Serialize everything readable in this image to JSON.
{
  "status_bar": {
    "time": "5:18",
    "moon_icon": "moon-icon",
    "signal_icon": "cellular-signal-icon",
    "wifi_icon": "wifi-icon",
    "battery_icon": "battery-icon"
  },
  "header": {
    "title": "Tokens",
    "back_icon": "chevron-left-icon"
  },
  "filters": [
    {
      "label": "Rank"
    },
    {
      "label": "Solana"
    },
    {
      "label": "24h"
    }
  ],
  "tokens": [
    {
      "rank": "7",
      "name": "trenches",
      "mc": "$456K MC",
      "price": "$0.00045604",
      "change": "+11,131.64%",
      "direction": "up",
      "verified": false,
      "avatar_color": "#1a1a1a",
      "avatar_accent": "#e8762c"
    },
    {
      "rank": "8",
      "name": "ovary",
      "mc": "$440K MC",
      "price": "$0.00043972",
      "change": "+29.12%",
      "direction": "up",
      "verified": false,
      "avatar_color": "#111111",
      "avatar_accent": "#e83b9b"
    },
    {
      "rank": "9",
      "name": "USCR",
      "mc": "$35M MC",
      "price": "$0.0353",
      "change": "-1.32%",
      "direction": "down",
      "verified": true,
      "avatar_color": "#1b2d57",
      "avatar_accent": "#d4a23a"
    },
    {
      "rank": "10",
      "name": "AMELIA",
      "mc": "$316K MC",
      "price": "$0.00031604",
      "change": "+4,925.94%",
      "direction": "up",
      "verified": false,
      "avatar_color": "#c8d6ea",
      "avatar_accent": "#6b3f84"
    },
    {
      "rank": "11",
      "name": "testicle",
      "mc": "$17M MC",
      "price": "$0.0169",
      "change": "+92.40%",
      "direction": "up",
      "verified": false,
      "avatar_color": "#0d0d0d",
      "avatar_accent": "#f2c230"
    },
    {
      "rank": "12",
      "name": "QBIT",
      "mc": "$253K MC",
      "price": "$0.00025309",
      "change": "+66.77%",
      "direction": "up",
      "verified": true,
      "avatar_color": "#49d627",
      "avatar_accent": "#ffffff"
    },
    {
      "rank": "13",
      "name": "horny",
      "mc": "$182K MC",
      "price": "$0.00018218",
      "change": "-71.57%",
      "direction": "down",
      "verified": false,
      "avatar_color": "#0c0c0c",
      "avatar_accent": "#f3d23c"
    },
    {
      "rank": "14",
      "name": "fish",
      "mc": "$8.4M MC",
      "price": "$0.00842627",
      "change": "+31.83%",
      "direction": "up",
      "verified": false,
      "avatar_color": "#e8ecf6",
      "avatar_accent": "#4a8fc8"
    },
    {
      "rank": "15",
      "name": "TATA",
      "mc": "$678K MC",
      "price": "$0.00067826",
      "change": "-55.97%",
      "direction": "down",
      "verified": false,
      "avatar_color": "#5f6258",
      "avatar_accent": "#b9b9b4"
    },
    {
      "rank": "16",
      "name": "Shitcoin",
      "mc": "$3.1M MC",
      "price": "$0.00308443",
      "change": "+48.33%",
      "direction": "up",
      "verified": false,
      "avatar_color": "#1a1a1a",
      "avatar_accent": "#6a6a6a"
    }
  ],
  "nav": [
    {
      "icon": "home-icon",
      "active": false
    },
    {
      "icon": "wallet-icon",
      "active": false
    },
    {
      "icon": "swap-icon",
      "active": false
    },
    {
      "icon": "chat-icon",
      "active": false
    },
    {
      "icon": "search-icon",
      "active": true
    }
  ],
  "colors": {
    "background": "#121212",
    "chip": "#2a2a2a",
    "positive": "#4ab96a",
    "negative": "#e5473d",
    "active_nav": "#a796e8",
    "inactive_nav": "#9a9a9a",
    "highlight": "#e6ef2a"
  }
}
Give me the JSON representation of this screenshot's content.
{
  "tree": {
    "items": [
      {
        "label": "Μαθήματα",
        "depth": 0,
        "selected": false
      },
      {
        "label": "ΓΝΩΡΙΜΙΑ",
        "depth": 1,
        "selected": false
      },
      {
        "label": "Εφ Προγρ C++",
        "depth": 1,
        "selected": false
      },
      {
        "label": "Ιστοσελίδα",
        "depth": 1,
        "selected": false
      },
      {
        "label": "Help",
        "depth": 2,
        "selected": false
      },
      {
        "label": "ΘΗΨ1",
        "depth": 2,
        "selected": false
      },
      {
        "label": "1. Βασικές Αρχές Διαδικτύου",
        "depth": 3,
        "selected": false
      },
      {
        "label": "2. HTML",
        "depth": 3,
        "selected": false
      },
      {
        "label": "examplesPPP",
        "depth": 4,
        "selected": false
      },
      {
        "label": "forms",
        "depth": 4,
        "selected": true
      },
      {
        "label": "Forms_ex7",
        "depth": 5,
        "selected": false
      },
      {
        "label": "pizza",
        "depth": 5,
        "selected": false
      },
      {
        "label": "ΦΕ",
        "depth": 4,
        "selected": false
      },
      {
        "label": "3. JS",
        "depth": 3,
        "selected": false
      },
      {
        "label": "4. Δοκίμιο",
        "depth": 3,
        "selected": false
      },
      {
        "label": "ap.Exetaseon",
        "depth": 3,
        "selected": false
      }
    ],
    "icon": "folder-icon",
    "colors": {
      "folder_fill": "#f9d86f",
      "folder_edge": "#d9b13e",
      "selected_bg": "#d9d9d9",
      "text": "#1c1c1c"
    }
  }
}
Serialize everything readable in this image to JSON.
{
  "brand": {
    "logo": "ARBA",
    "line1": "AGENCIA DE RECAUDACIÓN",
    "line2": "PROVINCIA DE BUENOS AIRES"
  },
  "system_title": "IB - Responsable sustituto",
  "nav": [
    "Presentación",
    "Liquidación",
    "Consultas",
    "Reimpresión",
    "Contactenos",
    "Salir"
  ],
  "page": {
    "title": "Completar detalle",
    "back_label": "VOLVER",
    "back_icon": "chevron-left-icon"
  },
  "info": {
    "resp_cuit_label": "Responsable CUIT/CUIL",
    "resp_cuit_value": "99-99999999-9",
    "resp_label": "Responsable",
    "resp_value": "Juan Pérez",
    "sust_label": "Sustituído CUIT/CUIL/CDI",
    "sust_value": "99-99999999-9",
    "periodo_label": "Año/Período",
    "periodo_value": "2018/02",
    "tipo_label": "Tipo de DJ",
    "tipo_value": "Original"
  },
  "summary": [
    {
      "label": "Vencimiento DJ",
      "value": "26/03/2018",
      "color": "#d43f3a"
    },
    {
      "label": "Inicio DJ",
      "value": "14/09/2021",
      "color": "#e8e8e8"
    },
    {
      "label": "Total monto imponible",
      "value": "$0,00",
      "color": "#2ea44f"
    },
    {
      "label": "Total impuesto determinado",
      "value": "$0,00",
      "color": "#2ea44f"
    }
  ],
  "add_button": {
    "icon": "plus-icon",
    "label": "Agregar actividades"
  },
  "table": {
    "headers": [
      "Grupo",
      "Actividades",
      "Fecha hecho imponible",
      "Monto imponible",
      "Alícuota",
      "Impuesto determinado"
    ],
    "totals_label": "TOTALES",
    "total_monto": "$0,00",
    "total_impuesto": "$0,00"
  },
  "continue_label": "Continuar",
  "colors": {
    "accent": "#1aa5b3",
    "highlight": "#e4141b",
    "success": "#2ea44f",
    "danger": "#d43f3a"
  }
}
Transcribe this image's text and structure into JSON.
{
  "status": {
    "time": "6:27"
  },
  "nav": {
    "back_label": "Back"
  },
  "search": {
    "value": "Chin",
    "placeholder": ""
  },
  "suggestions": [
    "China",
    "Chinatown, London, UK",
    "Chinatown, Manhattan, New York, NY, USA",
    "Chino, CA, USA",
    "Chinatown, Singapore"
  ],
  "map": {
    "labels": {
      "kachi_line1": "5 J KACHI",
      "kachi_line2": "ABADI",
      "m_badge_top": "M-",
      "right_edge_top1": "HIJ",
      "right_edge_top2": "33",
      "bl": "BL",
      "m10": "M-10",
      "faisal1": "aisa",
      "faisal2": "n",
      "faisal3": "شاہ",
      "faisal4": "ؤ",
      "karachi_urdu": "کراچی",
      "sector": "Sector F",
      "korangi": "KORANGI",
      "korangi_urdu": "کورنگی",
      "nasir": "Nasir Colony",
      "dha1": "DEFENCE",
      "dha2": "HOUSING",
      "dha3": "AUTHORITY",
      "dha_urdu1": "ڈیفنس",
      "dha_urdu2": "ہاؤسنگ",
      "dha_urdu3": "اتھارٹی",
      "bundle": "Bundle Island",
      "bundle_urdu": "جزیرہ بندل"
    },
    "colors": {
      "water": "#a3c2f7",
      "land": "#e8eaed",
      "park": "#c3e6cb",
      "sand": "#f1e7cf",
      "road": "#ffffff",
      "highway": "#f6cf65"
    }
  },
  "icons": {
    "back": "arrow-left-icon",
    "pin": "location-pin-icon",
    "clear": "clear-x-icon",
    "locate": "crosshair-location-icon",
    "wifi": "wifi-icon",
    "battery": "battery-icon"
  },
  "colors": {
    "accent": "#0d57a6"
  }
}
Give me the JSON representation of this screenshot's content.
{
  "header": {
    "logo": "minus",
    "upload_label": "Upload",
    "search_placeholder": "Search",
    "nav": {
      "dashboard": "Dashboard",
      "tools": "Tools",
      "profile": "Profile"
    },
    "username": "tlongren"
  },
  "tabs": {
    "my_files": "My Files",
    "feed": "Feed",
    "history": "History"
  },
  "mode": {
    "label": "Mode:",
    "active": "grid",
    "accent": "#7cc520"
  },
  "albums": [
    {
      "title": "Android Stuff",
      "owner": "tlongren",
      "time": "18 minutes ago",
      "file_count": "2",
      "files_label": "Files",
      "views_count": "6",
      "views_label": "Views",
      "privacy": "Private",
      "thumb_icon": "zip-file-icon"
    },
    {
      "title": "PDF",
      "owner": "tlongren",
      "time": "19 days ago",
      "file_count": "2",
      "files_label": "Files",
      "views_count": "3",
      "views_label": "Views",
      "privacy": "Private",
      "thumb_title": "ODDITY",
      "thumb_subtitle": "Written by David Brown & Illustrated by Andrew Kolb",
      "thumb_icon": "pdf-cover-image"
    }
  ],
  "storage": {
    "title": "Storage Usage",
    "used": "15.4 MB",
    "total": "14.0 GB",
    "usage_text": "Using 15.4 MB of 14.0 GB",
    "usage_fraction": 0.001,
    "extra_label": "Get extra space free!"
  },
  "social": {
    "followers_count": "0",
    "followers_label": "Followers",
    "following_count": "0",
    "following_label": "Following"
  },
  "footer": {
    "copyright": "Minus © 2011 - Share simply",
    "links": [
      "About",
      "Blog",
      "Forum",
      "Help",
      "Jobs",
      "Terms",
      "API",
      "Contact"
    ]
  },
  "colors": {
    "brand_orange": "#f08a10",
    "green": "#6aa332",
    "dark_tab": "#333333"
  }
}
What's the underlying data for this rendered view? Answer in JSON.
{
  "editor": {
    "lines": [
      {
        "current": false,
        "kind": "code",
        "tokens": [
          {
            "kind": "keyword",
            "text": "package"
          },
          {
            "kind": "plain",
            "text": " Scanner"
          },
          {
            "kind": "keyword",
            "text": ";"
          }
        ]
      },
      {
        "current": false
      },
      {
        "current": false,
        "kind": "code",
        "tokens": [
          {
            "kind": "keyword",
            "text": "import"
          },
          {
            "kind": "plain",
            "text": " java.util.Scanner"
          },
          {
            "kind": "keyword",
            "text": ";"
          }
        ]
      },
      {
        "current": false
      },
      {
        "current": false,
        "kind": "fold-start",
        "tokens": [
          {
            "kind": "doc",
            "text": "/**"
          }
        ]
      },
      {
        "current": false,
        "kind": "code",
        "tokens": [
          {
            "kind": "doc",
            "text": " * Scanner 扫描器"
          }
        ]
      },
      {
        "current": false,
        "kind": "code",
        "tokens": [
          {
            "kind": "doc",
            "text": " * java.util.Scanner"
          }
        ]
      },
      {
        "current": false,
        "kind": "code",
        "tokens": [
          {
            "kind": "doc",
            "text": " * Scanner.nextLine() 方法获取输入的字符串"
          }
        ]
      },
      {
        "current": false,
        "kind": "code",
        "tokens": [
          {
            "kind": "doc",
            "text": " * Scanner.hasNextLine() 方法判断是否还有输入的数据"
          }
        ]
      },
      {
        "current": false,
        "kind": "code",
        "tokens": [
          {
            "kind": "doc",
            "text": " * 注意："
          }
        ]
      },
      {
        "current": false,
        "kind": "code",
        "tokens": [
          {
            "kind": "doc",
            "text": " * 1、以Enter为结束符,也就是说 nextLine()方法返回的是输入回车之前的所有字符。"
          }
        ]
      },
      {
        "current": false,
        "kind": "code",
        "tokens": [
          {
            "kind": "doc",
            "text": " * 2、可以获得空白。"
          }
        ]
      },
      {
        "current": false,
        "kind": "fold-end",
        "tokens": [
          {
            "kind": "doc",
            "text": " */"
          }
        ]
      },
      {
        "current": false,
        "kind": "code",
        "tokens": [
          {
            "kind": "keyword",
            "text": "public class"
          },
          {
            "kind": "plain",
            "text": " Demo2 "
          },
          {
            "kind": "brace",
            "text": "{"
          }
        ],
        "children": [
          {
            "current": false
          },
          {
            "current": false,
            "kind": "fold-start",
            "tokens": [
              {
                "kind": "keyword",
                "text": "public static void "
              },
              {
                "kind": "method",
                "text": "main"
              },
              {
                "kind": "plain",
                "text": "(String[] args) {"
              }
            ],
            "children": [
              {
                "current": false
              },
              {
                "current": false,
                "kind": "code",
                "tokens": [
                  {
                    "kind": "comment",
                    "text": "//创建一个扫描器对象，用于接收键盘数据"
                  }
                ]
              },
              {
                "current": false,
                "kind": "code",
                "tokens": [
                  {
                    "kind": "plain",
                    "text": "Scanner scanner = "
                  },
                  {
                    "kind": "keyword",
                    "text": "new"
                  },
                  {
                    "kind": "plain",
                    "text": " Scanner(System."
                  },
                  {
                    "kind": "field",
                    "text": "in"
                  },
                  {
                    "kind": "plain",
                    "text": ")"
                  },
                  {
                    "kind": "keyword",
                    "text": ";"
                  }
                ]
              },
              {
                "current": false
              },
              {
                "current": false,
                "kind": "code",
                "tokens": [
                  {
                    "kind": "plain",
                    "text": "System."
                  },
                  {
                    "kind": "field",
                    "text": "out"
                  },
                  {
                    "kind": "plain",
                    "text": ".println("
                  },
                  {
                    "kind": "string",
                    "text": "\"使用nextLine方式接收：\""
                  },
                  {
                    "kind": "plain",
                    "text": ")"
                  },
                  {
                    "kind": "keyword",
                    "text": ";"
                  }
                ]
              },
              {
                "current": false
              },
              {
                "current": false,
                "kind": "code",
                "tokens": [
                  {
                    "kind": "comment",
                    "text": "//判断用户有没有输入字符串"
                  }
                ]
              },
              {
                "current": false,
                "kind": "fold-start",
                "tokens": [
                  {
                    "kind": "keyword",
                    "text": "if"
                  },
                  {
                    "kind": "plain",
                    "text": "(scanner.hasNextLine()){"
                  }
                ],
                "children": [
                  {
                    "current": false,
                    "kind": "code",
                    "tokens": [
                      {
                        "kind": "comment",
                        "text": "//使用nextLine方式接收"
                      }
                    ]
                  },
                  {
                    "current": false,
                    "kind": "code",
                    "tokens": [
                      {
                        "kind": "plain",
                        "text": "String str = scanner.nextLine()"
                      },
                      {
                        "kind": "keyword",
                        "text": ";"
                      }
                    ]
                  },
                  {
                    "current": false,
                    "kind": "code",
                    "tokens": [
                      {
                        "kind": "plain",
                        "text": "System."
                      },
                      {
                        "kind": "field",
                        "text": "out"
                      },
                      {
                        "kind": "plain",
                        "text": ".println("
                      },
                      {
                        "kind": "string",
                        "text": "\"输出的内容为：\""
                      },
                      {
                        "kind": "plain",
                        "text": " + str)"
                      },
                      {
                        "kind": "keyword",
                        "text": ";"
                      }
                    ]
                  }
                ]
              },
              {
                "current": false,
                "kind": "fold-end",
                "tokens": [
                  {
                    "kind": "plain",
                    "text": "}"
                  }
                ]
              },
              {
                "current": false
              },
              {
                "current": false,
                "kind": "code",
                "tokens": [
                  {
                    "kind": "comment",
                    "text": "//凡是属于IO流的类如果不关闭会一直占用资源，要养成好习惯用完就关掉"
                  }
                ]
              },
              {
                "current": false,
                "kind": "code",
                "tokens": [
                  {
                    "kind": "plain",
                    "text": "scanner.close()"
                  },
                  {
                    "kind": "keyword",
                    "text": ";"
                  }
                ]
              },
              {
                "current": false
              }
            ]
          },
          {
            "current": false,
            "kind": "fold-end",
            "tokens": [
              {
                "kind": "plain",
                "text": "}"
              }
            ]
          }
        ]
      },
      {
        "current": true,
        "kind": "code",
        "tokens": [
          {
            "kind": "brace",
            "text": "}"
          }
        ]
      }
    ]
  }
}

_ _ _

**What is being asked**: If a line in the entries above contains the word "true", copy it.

**Answer for the task**:
      "verified": true,
      "verified": true,
      "active": true
        "selected": true
        "current": true,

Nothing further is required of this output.